[show abstract][hide abstract] ABSTRACT: To determine whether cytomegalovirus (CMV) antigenemiaguided ganciclovir treatment may be as effective, may require less treatment, and thus may cause less marrow toxicity than ganciclovir administered at engraftment, 226 marrow transplant recipients were randomized at engraftment to receive placebo (antigenemia-ganciclovir group) or ganciclovir (ganciclovir group) until day 100 in a double-blind study. In patients with antigenemia of 3 or more positive cells in 2 slides and/or viremia, study drug was discontinued and ganciclovir was started for at least 3 weeks or until negative CMV antigenemia and resumed only if antigenemia recurred. More patients in the antigenemia-ganciclovir group developed CMV disease before day 100 after transplantation compared with the ganciclovir group (14% v 2.7%, P = .002). Of the 16 patients with CMV disease before day 100 in the antigenemia-ganciclovir group, 10 (8.8%) had disease before or during the first episode of antigenemia and 6 (5.3%) developed disease after discontinuation of ganciclovir. Untreated low-grade antigenemia progressed to CMV disease in 19% of patients with grade 3-4 compared with 0% of patients with grade 0-2 acute graft-versus-host disease (P = .04). There was no significant difference in CMV disease by day 180 after transplantation and thereafter. CMV-related death, transplant survival, and neutropenia were not significantly different between the groups. In the ganciclovir group, more invasive fungal infections occurred (P = .03) and more ganciclovir was used (P < .0001). Thus, delaying the start of ganciclovir until highgrade antigenemia and discontinuing ganciclovir based on negative antigenemia results in more CMV disease by day 100 than ganciclovir administered at engraftment.
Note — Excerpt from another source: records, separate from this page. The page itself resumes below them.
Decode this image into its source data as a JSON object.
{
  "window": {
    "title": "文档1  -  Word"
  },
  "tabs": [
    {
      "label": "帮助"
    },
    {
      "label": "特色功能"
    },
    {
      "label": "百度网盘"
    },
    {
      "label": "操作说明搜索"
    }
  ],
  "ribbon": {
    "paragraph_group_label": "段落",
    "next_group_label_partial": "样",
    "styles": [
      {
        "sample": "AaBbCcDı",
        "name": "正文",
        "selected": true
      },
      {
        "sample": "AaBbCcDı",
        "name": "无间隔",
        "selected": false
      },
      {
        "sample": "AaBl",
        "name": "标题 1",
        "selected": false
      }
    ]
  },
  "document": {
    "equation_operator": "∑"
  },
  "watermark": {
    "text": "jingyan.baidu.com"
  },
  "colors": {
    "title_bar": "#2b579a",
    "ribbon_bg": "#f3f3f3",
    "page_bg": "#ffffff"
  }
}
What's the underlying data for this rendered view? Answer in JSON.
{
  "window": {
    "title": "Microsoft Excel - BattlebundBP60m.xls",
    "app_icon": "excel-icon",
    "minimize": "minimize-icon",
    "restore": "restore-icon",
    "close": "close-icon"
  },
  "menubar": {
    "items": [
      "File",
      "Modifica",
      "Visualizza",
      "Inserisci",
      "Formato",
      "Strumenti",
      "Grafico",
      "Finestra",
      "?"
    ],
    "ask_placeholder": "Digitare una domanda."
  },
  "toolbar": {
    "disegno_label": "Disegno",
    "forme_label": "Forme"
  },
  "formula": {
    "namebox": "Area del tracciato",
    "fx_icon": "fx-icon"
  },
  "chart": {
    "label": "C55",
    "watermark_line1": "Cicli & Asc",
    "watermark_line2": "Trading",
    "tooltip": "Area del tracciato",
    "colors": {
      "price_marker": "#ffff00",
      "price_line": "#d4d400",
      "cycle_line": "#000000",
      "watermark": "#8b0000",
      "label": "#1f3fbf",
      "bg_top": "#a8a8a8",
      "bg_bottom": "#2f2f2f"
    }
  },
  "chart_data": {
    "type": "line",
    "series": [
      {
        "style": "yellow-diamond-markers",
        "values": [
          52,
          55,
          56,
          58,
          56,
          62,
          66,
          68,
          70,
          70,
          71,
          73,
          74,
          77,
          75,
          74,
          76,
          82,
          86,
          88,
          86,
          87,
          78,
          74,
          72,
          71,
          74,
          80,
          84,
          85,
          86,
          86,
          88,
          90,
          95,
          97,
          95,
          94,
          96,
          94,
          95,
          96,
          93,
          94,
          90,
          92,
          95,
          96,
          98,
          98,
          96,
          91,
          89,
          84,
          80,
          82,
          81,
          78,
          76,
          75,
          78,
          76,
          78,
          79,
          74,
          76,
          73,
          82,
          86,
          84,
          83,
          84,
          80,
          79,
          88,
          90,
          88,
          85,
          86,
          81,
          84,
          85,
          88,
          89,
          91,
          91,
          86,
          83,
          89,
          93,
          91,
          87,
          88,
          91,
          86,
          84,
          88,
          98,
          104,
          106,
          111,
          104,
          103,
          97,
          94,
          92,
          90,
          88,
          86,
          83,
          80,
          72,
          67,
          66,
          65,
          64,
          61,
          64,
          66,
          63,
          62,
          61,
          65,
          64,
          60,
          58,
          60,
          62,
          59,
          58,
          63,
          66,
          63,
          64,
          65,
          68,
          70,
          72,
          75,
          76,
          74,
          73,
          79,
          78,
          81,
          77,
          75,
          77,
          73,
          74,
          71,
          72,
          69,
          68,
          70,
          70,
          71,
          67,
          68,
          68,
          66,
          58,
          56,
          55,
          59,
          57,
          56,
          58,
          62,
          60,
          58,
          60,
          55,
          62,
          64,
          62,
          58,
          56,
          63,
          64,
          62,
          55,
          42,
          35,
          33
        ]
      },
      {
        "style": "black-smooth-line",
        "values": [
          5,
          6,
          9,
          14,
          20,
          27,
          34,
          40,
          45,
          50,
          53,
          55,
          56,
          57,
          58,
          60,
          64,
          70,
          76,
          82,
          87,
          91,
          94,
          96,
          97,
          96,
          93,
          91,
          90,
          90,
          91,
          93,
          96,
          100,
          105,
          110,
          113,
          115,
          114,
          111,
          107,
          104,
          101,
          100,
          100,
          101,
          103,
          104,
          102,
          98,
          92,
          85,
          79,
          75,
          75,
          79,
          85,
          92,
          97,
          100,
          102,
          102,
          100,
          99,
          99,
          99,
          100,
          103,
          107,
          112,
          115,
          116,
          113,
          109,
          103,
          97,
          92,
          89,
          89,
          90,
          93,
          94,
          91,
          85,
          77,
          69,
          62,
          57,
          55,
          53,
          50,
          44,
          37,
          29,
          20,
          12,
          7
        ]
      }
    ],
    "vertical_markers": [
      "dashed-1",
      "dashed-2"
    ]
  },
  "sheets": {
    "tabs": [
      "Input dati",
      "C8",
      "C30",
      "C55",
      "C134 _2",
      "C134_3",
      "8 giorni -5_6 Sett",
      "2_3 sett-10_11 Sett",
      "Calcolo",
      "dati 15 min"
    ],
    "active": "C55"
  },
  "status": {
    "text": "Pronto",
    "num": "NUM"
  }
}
However, ganciclovir at engraftment is associated with more early invasive fungal infections and more late CMV disease resulting in similar survival rates.